Interface dataset entries:
═══
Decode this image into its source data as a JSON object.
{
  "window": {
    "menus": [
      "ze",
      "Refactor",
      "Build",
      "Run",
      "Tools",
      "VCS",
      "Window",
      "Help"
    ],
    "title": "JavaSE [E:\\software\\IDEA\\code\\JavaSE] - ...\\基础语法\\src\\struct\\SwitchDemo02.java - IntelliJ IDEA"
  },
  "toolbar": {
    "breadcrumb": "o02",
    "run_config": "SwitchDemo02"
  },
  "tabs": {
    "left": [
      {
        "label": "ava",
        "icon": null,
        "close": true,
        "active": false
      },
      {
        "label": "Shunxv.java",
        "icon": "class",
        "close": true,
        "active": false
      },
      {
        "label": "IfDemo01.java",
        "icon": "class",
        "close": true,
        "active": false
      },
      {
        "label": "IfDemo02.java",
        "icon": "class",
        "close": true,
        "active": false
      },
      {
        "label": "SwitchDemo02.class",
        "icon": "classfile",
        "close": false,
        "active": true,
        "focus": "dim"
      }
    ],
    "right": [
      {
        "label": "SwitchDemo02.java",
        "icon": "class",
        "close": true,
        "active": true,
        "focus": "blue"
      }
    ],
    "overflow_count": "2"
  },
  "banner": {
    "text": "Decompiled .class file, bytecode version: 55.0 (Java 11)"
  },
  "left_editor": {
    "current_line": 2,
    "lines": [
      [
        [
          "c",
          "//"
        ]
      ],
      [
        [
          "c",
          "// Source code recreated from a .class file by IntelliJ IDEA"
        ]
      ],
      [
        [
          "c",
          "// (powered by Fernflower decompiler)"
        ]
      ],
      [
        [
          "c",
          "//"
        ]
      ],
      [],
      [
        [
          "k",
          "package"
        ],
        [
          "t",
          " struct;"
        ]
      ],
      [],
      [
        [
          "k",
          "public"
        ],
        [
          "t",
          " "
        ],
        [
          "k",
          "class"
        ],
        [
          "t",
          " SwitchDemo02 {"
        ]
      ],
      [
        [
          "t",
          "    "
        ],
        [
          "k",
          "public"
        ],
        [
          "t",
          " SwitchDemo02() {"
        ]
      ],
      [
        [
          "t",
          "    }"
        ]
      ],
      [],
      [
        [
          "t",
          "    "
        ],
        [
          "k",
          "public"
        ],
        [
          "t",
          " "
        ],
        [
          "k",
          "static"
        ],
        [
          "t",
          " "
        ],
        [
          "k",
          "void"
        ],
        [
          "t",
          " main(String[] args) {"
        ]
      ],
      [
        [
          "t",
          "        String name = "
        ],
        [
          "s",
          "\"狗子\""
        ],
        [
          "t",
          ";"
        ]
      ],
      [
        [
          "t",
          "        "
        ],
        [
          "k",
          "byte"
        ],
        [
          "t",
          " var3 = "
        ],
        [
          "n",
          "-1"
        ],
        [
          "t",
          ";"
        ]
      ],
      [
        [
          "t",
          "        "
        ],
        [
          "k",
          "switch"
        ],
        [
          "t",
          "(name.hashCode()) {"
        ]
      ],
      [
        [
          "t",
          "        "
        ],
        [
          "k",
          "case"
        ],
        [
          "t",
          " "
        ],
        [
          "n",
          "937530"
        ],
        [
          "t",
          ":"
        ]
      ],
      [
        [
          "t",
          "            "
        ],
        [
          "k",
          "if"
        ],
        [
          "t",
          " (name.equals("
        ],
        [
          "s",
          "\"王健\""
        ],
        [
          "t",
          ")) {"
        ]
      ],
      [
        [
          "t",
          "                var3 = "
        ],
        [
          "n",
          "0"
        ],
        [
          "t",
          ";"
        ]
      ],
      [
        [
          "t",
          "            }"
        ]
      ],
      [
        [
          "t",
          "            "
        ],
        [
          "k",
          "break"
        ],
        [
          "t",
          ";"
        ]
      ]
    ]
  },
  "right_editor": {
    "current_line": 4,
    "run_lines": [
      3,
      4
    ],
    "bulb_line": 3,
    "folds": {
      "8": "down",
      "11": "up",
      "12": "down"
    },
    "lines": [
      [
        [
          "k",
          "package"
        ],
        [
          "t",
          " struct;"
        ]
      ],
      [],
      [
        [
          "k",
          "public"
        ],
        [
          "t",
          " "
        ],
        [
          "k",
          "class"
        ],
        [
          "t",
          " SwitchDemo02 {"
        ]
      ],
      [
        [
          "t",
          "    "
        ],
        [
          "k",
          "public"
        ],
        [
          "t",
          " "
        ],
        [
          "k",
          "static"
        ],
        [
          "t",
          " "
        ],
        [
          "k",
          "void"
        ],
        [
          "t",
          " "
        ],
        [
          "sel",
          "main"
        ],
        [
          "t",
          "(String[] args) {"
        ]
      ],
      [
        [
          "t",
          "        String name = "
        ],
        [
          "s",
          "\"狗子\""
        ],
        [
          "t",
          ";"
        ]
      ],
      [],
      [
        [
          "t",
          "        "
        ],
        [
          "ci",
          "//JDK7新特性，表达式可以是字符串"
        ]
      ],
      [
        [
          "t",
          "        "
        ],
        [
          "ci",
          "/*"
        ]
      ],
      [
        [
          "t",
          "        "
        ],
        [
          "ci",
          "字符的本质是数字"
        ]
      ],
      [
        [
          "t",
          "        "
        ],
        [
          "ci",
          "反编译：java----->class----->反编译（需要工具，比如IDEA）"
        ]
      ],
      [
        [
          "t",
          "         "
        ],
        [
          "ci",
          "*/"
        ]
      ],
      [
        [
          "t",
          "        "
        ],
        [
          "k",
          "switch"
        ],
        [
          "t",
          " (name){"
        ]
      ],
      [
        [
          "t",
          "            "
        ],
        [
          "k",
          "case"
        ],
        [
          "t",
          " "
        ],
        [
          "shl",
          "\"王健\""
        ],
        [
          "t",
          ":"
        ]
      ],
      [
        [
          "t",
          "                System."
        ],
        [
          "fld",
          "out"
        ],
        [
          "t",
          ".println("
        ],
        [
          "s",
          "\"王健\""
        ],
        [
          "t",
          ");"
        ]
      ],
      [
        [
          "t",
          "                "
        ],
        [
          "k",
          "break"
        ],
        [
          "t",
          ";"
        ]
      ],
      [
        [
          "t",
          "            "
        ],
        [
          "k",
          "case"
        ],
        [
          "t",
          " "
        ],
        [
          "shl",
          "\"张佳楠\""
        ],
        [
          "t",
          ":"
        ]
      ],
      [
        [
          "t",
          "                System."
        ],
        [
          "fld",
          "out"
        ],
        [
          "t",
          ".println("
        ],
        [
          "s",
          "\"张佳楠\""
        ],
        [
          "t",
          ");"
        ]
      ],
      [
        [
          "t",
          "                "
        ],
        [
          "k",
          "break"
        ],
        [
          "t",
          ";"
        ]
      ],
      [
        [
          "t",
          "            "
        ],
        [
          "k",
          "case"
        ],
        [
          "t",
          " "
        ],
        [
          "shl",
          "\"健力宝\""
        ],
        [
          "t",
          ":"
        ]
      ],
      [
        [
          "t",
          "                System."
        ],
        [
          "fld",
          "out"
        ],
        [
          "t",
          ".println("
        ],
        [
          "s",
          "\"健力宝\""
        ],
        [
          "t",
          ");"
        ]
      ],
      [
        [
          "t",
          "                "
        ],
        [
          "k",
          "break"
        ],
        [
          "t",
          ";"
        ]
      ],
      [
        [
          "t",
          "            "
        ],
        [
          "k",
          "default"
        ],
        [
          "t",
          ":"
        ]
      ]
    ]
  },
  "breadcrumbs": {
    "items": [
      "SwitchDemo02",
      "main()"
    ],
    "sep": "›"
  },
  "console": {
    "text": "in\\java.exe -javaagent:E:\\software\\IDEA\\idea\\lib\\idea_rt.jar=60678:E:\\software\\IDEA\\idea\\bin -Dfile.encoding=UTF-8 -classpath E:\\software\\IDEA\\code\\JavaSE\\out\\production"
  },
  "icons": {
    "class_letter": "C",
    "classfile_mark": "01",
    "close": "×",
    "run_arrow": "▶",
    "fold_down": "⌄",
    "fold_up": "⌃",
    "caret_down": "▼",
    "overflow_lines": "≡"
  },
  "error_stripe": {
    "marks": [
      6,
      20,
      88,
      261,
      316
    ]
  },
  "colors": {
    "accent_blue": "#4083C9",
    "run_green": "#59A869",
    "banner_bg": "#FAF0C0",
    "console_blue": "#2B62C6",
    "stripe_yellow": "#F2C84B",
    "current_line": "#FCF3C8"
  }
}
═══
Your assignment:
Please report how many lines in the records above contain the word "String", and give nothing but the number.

Response box:
4